Task statement:
Repeat all of the data word for word so that only the pictures are missing from the copy.

____

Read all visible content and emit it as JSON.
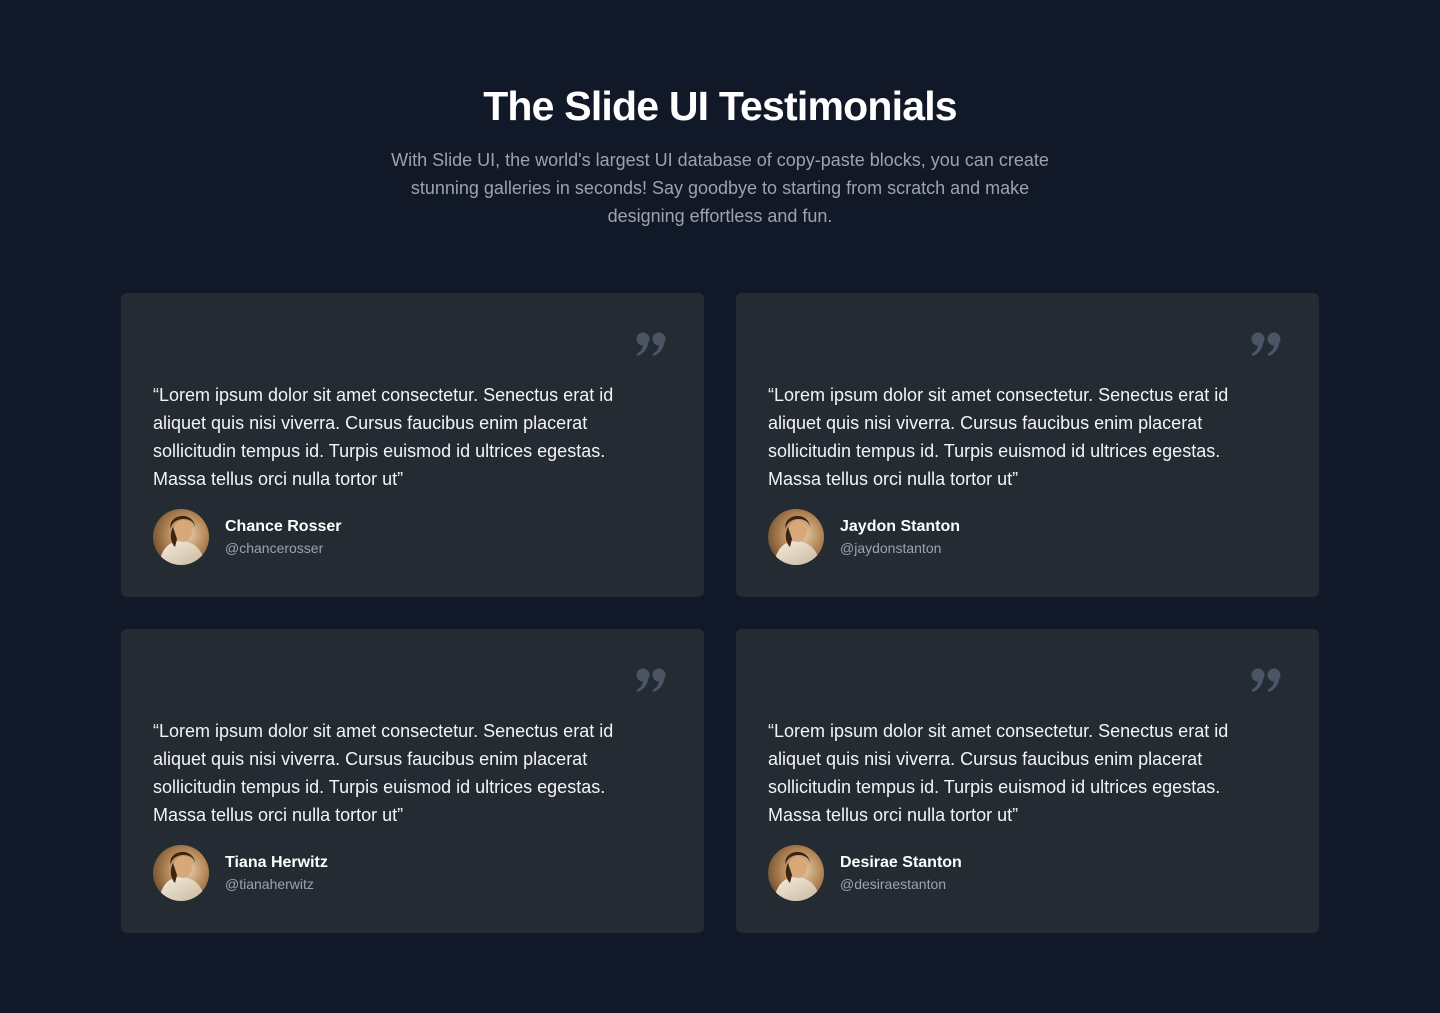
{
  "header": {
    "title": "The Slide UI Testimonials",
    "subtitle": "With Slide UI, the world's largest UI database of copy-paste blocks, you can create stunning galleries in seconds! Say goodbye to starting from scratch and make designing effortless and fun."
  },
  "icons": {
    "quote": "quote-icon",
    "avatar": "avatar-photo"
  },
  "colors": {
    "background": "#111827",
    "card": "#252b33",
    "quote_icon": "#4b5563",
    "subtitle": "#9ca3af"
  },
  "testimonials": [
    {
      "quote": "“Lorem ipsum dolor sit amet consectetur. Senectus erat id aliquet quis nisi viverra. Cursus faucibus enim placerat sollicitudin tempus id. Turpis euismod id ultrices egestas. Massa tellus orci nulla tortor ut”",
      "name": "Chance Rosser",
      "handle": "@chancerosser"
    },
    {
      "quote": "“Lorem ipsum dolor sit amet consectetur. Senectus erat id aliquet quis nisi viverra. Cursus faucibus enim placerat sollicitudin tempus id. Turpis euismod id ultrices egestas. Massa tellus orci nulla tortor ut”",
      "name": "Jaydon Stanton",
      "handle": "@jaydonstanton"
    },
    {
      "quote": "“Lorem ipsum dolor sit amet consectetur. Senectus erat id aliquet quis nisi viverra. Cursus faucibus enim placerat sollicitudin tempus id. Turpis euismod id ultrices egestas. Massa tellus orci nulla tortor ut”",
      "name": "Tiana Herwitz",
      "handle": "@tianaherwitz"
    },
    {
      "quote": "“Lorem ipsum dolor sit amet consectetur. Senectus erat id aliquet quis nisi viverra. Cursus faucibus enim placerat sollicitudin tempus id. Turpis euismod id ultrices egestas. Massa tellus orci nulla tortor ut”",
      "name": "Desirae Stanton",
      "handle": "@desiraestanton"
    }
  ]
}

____

Completed task:
Read all visible content and emit it as JSON.
{
  "header": {
    "title": "The Slide UI Testimonials",
    "subtitle": "With Slide UI, the world's largest UI database of copy-paste blocks, you can create stunning galleries in seconds! Say goodbye to starting from scratch and make designing effortless and fun."
  },
  "icons": {
    "quote": "quote-icon",
    "avatar": "avatar-photo"
  },
  "colors": {
    "background": "#111827",
    "card": "#252b33",
    "quote_icon": "#4b5563",
    "subtitle": "#9ca3af"
  },
  "testimonials": [
    {
      "quote": "“Lorem ipsum dolor sit amet consectetur. Senectus erat id aliquet quis nisi viverra. Cursus faucibus enim placerat sollicitudin tempus id. Turpis euismod id ultrices egestas. Massa tellus orci nulla tortor ut”",
      "name": "Chance Rosser",
      "handle": "@chancerosser"
    },
    {
      "quote": "“Lorem ipsum dolor sit amet consectetur. Senectus erat id aliquet quis nisi viverra. Cursus faucibus enim placerat sollicitudin tempus id. Turpis euismod id ultrices egestas. Massa tellus orci nulla tortor ut”",
      "name": "Jaydon Stanton",
      "handle": "@jaydonstanton"
    },
    {
      "quote": "“Lorem ipsum dolor sit amet consectetur. Senectus erat id aliquet quis nisi viverra. Cursus faucibus enim placerat sollicitudin tempus id. Turpis euismod id ultrices egestas. Massa tellus orci nulla tortor ut”",
      "name": "Tiana Herwitz",
      "handle": "@tianaherwitz"
    },
    {
      "quote": "“Lorem ipsum dolor sit amet consectetur. Senectus erat id aliquet quis nisi viverra. Cursus faucibus enim placerat sollicitudin tempus id. Turpis euismod id ultrices egestas. Massa tellus orci nulla tortor ut”",
      "name": "Desirae Stanton",
      "handle": "@desiraestanton"
    }
  ]
}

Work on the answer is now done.